15 Sep Sugar: the different choices
Fortunately, you have some choices when dealing with sugar: many alternative sweeteners are available. All the preferred sweeteners mentioned here place less stress on the body’s glucose/insulin balancing mechanism (remember these from the diabetes sub-post?). But which is best is a bit of a complicated question.
Sugars can have a high glycemic index or a low glycemic index. The glycemic index tells us how fast or slowly food is turned into energy and consumed by our body. The higher the glycemic index, the higher blood sugar levels spike and the quicker food turns into energy—sugar. With a low the glycemic index, blood sugar levels do not spike as high and take longer to process. Lower glycemic indexes are therefore the healthier as they provide steadier and longer access to the energy in sugar.
As such, an added sweetener that has a “low glycemic index” – one that does not cause a spike in blood sugar – is preferable.
- One favorite is brown rice syrup. Glucose (sugar) from this sweetener is thought to release into the bloodstream more slowly than that from white sugar.
- Barley malt syrup is similar and has more B vitamins and trace minerals, but has a stronger flavor.
- Honey and real maple syrup are safe and good for baking too.
- Honey has a lower glycemic index than sugar and tastes sweeter so you usually use less of it than sugar.
- While molasses is more refined, blackstrap molasses does have a significant amount of iron, calcium, potassium and B vitamins.
- Mystic Lake Dairy fruit sweetener is another natural sweetener made from mixed fruit concentrate of pineapple, peach and pear, with the consistency of honey.
- Fruit concentrates still contain many nutrients and are comprised mostly of fructose. Fructose from fruits and vegetables is much healthier for you than fructose from added sugars because fruit fructose is natural.
- Use of artificial sweeteners, including NutraSweet, Splenda, Acesulfame, and Sweet N’Low can disrupt the body’s ability to gauge calories and lead to overeating. Use of artificial sweeteners can actually also encourage our taste buds to desire more foods with a very sweet taste, and they can interfere with the make up of your microbiome (What’s that? read the DID YOU KNOW below). Moreover, the research on artificial sweeteners is inconclusive. So, the general recommendation is to avoid heavily processed artificial sweeteners (like Sweet N’ Low, Equal or NutraSweet) when possible.
Of note, fructose (a good sugar choice when it is from fruits and vegetables and not refined) is sometimes confused with high fructose corn syrup (HFCS), an ingredient in much of the processed foods and soda pop Americans ingest daily. HFCS is a thick liquid made from corn starch, consisting of 42-55% fructose and the remainder glucose.
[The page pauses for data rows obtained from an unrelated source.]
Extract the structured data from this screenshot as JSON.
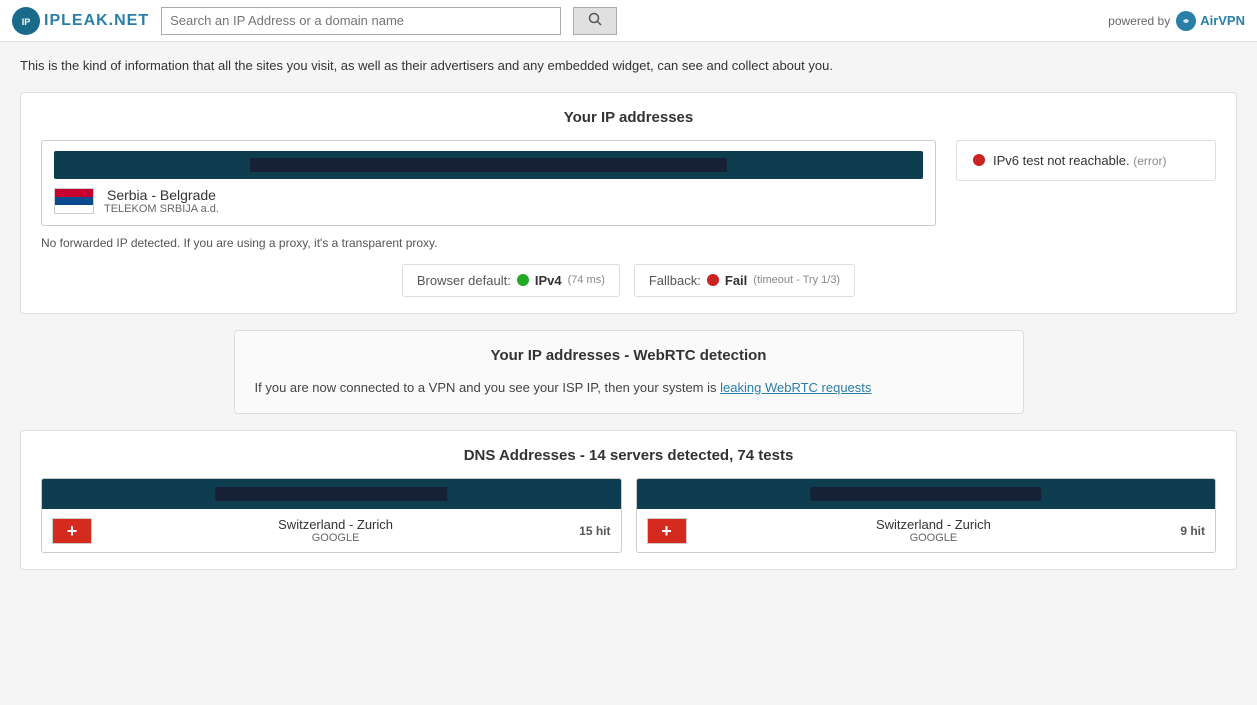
{
  "header": {
    "logo_text": "IPLEAK.NET",
    "search_placeholder": "Search an IP Address or a domain name",
    "search_button_label": "",
    "powered_by_label": "powered by",
    "airvpn_label": "AirVPN"
  },
  "info_text": "This is the kind of information that all the sites you visit, as well as their advertisers and any embedded widget, can see and collect about you.",
  "ip_section": {
    "title": "Your IP addresses",
    "location_name": "Serbia - Belgrade",
    "location_isp": "TELEKOM SRBIJA a.d.",
    "no_forward": "No forwarded IP detected. If you are using a proxy, it's a transparent proxy.",
    "ipv6_label": "IPv6 test not reachable.",
    "ipv6_error": "(error)",
    "browser_default_label": "Browser default:",
    "browser_default_protocol": "IPv4",
    "browser_default_speed": "(74 ms)",
    "fallback_label": "Fallback:",
    "fallback_status": "Fail",
    "fallback_meta": "(timeout - Try 1/3)"
  },
  "webrtc_section": {
    "title": "Your IP addresses - WebRTC detection",
    "info_text": "If you are now connected to a VPN and you see your ISP IP, then your system is",
    "link_text": "leaking WebRTC requests"
  },
  "dns_section": {
    "title": "DNS Addresses - 14 servers detected, 74 tests",
    "items": [
      {
        "location": "Switzerland - Zurich",
        "isp": "GOOGLE",
        "hits": "15 hit"
      },
      {
        "location": "Switzerland - Zurich",
        "isp": "GOOGLE",
        "hits": "9 hit"
      }
    ]
  }
}
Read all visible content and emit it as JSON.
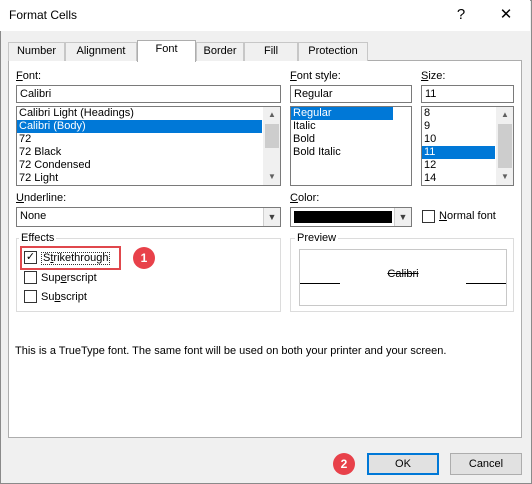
{
  "dialog": {
    "title": "Format Cells",
    "help_label": "?",
    "close_label": "✕"
  },
  "tabs": [
    {
      "label": "Number"
    },
    {
      "label": "Alignment"
    },
    {
      "label": "Font"
    },
    {
      "label": "Border"
    },
    {
      "label": "Fill"
    },
    {
      "label": "Protection"
    }
  ],
  "font": {
    "label_pre": "F",
    "label_post": "ont:",
    "value": "Calibri",
    "items": [
      "Calibri Light (Headings)",
      "Calibri (Body)",
      "72",
      "72 Black",
      "72 Condensed",
      "72 Light"
    ]
  },
  "font_style": {
    "label_pre": "F",
    "label_post": "ont style:",
    "value": "Regular",
    "items": [
      "Regular",
      "Italic",
      "Bold",
      "Bold Italic"
    ]
  },
  "size": {
    "label_pre": "S",
    "label_post": "ize:",
    "value": "11",
    "items": [
      "8",
      "9",
      "10",
      "11",
      "12",
      "14"
    ]
  },
  "underline": {
    "label_pre": "U",
    "label_post": "nderline:",
    "value": "None"
  },
  "color": {
    "label_pre": "C",
    "label_post": "olor:",
    "swatch": "#000000"
  },
  "normal_font": {
    "label_pre": "N",
    "label_post": "ormal font"
  },
  "effects": {
    "title": "Effects",
    "strikethrough": {
      "pre": "S",
      "mid": "t",
      "post": "rikethrough",
      "checked": "✓"
    },
    "superscript": {
      "pre": "Sup",
      "mid": "e",
      "post": "rscript"
    },
    "subscript": {
      "pre": "Su",
      "mid": "b",
      "post": "script"
    }
  },
  "preview": {
    "title": "Preview",
    "sample": "Calibri"
  },
  "info_text": "This is a TrueType font.  The same font will be used on both your printer and your screen.",
  "callouts": {
    "one": "1",
    "two": "2"
  },
  "buttons": {
    "ok": "OK",
    "cancel": "Cancel"
  },
  "colors": {
    "accent": "#0078d7",
    "callout": "#e8414a"
  }
}
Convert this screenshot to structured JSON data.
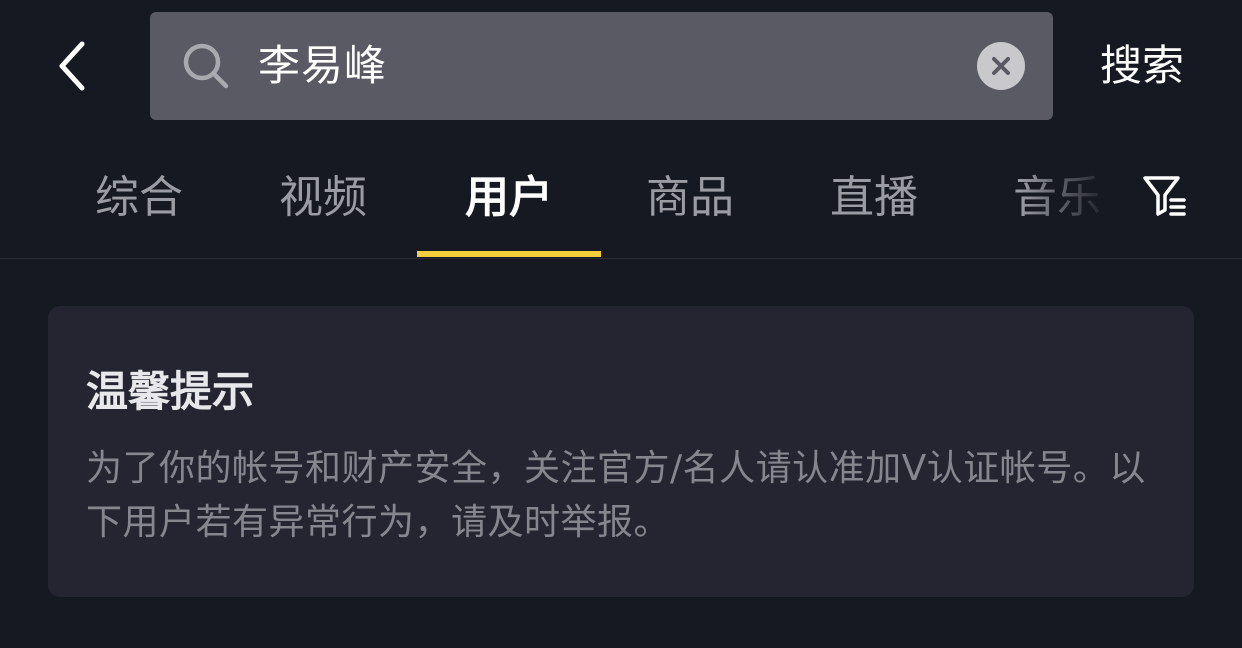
{
  "search": {
    "query": "李易峰",
    "submit_label": "搜索"
  },
  "tabs": [
    {
      "label": "综合",
      "active": false
    },
    {
      "label": "视频",
      "active": false
    },
    {
      "label": "用户",
      "active": true
    },
    {
      "label": "商品",
      "active": false
    },
    {
      "label": "直播",
      "active": false
    },
    {
      "label": "音乐",
      "active": false
    }
  ],
  "tip": {
    "title": "温馨提示",
    "body": "为了你的帐号和财产安全，关注官方/名人请认准加V认证帐号。以下用户若有异常行为，请及时举报。"
  },
  "colors": {
    "background": "#161822",
    "search_box": "#5a5a64",
    "tab_indicator": "#f5cf3b",
    "card": "#242530"
  },
  "icons": {
    "back": "chevron-left-icon",
    "search": "search-icon",
    "clear": "close-circle-icon",
    "filter": "filter-icon"
  }
}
Therefore it has a much higher glycemic index (remember, the higher the glycemic index, the more it may make your blood sugar spike) than fructose alone and is NOT a preferred added sweetener. HFCS is a dangerous chemically altered from of fructose, which rapidly converts to fat and is linked to several diseases, such as diabetes, heart disease and weight gain. Sadly, it is often used in soda and sugary drinks making it easy for kids to consume high amounts, very quickly.
Keep in mind that ingredients on labels are listed by weight in descending order. Unless they have a low glycemic index, sweeteners should never be one of the first few ingredients. They should be listed toward the end in the list of ingredients. In general, if the sugars appear near the beginning of the list, that food probably should be avoided.
The following are different names for sweeteners as they appear on the label (some have a lower glycemic index than others):
- high fructose corn syrup (high index and really bad for you)
- fructose – low index
- maple syrup – low index
- brown rice syrup – low index
- barley malt – low index
- dextrose –high
- glucose – high
- molasses- moderate
- sorbitol- low
- evaporated cane juice – moderate
- honey – moderate
A product may contain more than one kind of sugar. When making choices, choose lower glycemic index and/or naturally occurring sweets over refined sweets, e.g., fruit juice or fruit, pure maple syrup, brown rice syrup, fructose, barley malt, stevia (an herb), or date sugar.
Need more help reading those darn labels? Not to worry: that’s coming soon! Next is how to stay in the ZONE!